Government beefs up insurance fraud crackdown
Announced by Justice Secretary Chris Grayling, the package of measures includes:
- Requiring courts to throw out compensation applications in full where the claimant has been fundamentally dishonest – to stop people who have had an accident from exploiting the system by making bogus claims or grossly exaggerating the extent of their injuries
- Plans to ban lawyers from encouraging people to make claims by offering them incentives like cash or iPads
- Reducing questionable whiplash claims by improving medical assessments, ensuring they are only conducted by independent accredited professionals, and setting fixed fees for medical reports this year
- Introducing new rules this year to restrict the practice of settling whiplash claims without confirmation of the claimant’s injury
Justice Secretary Chris Grayling said: ‘We are making sure we do our bit to help drivers with the cost of running a car, and putting money back in their pockets.
‘Insurance premiums have fallen by record amounts over the past year as we have turned the tide on the compensation culture but there is more to do. We are continuing to go after the fraudsters who force up costs for honest drivers.’
Despite a fall in average insurance premiums, recent figures from the Association of British Insurers have shown that the number of dishonest motor claims increased by 34% to a record 59,900 in 2013, with a value of £811m.
However, whilst the moves were welcomed by anti-fraud firm, APU, it said that it thinks the Ministry of Justice has not gone far enough.
‘The Government needs to provide a much firmer deterrent and compel insurers, the Police and other interested parties to collaborate in the fight against fraud,’ said Neil Thomas, director of investigative services at APU Ltd.
‘As well as a zero-tolerance approach to the fraudsters themselves, there’s a desperate need for increased communication between public and private sectors, which is vital if the rise in motor fraud is to be stopped.

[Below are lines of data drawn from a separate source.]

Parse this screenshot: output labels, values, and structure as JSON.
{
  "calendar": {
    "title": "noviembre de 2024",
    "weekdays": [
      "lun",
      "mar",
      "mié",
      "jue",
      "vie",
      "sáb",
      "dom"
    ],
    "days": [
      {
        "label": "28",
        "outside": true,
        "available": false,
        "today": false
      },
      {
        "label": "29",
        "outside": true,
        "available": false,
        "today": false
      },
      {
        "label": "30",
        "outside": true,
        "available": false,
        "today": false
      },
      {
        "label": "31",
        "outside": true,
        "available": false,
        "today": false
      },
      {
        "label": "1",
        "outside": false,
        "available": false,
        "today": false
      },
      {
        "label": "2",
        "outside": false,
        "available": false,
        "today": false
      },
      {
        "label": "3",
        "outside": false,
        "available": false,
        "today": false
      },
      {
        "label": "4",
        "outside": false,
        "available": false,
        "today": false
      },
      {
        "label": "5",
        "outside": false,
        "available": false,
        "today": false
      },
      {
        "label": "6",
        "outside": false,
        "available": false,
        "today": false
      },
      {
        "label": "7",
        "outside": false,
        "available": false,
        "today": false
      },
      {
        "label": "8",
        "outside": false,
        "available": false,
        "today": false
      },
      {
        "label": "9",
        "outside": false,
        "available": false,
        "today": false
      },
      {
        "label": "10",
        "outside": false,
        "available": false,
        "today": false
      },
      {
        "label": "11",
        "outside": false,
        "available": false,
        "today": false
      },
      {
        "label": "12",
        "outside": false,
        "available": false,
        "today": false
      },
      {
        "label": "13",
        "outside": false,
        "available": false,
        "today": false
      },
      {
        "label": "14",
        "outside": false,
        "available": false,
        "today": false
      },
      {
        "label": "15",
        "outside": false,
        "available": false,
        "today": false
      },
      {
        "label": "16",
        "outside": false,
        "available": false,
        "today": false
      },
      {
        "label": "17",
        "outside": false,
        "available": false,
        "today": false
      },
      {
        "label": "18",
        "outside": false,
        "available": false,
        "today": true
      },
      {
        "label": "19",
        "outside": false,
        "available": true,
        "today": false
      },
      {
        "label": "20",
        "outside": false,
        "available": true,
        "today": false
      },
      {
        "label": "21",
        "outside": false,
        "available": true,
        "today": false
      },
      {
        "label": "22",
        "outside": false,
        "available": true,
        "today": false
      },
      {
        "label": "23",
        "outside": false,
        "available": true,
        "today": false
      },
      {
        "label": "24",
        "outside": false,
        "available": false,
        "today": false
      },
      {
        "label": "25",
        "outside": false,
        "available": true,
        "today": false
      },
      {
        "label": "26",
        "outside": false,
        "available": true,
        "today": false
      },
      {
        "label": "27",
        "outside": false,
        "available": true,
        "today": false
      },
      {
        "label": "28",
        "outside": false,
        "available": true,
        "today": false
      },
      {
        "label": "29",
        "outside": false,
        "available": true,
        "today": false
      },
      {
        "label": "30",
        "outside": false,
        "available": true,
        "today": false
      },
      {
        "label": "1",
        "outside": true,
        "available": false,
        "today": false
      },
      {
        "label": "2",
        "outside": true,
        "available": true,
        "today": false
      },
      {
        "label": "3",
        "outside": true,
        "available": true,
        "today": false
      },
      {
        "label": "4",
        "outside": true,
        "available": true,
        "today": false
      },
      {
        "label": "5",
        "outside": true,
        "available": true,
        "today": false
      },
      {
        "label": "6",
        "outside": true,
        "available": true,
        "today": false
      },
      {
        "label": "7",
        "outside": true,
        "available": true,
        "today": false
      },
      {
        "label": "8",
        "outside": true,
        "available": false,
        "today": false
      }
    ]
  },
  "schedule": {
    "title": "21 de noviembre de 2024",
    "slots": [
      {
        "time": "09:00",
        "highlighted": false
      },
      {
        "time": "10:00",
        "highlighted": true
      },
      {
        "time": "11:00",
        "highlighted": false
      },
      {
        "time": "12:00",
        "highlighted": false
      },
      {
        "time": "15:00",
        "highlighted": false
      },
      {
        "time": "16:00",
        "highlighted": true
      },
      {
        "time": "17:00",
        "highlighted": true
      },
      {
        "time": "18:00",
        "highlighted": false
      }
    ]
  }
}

‘Better co-operation between police, insurance firms, law enforcement agencies and private companies, like APU, is essential when the public sector’s resources are so scarce.’